fsck_apfs. Once utilities like DiskWarrior are able to work with APFS and its snapshots, they should make a big difference.
Testing your backups
There’s no point in making backups if you don’t test them out regularly too. If you’re rebuilding their directories every month using DiskWarrior, a good time to do this is once your scheduled rebuild has been completed. Simply select a couple of important documents and folders from a couple of different backups, and restore them – taking great care not to overwrite their current version.
This is also a good time to get a full log transcript from a recent backup, to see if there are any significant errors occurring. T2M2 looks for those errors which propagate up to the TM sub-system itself, but using the TimeMachineFull predicate in Ulbow will reveal many more, all of which should be of little or no significance.
Backups and archives
Another common and costly error is to presume that what you back up using TM forms an archive, from which you can retrieve documents and data of lasting importance. In most backup policies involving TM, it occupies a middle place:
- previous versions stored in the macOS version system, looking back minutes or hours;
- backups made by Time Machine, looking back days or months;
- permanent archiving, looking back years.
Versions enable you to recover a section you deleted half an hour ago. Backups enable you to recover any file over the last year or two. Archives are restricted to documents and data of lasting importance, and should go back many years. If you haven’t thought about them, now is the time to build them into your plan, and to ensure that there are also off-site copies in case disaster strikes.

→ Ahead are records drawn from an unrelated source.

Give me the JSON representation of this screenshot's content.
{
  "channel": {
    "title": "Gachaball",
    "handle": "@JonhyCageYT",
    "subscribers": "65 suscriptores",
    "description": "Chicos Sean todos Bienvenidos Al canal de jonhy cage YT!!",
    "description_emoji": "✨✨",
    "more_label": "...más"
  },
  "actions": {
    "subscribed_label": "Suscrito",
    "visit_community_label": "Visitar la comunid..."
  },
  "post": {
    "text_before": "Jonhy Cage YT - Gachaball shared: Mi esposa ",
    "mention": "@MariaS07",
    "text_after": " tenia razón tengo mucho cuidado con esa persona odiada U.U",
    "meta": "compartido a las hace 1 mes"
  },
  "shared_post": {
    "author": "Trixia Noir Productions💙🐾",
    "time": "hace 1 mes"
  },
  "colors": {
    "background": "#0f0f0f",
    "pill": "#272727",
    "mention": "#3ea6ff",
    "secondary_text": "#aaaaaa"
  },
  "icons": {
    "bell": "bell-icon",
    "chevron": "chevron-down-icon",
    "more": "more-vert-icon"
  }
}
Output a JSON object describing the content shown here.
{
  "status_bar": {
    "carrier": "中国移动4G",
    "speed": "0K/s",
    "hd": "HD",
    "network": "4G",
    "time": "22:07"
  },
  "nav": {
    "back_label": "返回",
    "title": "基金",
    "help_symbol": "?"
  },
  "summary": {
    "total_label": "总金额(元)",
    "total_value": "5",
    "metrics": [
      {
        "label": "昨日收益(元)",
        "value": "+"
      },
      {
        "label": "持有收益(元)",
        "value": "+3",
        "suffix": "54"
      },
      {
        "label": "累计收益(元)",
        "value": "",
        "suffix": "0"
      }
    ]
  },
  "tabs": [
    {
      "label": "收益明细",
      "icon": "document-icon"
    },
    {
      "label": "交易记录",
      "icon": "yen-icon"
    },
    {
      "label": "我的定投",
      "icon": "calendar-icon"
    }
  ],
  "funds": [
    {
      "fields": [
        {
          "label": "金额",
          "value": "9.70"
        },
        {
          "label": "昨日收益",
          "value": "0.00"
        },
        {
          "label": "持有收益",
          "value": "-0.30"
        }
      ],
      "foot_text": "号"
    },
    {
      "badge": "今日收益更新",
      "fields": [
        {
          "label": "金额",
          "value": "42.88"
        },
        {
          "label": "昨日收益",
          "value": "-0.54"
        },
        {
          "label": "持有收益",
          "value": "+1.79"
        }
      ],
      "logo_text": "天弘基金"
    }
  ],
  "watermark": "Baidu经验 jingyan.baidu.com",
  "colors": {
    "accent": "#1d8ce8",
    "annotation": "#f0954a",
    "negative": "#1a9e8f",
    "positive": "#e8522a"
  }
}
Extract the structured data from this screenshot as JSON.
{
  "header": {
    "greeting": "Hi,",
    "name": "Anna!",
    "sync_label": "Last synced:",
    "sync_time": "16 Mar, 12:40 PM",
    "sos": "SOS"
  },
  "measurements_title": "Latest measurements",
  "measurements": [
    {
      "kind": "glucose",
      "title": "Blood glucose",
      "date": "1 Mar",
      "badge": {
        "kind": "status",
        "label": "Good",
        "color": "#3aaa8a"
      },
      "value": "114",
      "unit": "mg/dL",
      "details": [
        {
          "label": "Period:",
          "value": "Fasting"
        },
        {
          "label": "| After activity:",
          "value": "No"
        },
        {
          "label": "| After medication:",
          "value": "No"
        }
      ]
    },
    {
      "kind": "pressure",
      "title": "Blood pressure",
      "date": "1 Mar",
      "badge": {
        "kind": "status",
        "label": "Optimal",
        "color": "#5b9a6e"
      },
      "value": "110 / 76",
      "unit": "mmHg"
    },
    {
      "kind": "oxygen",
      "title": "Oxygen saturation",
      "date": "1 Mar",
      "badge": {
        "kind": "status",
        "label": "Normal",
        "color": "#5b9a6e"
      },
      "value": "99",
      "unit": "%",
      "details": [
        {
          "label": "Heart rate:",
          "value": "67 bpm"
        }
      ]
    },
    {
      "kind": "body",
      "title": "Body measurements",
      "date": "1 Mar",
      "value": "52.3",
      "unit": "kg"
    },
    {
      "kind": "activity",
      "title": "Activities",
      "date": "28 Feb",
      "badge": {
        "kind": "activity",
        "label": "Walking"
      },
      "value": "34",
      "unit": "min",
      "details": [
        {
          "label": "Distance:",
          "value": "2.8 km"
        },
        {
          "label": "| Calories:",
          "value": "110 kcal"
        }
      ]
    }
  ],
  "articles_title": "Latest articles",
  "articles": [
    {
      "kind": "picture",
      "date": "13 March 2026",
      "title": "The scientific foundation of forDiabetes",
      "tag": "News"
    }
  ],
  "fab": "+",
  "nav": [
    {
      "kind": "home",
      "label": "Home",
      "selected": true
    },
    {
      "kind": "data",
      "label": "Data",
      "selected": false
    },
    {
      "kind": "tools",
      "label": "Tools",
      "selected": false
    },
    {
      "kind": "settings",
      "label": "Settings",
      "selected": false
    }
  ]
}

Remember that any substantial natural or man-made disaster will almost certainly destroy local or locally networked Time Machine backups.